TASK DESCRIPTION – Pick every line out of the entries below that holds the string "Kuala", and report them.
-- Opening Marker --
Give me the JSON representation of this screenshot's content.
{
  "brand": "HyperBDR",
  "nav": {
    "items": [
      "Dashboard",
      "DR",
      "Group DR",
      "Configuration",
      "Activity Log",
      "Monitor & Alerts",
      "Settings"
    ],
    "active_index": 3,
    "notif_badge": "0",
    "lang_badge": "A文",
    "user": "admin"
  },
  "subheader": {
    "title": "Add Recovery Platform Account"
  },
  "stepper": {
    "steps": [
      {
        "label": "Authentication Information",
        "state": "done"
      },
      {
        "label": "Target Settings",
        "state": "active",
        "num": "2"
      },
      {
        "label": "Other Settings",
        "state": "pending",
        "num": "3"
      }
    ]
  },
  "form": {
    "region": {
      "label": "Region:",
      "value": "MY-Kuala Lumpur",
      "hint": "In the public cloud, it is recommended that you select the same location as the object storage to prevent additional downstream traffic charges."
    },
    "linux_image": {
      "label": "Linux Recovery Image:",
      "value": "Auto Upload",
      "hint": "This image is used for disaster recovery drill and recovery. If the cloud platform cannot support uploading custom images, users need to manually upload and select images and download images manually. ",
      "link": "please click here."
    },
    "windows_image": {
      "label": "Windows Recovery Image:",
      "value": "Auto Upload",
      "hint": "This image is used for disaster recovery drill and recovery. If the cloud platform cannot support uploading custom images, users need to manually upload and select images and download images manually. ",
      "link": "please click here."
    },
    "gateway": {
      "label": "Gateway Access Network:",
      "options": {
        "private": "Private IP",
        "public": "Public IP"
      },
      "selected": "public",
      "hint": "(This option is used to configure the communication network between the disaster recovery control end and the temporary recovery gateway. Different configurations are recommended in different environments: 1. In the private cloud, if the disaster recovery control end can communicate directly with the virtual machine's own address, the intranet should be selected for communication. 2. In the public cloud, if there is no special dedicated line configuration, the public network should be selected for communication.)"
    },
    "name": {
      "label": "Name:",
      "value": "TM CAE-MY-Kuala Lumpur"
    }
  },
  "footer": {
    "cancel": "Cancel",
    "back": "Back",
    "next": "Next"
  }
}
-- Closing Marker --
THE ANSWER –
      "value": "MY-Kuala Lumpur",
      "value": "TM CAE-MY-Kuala Lumpur"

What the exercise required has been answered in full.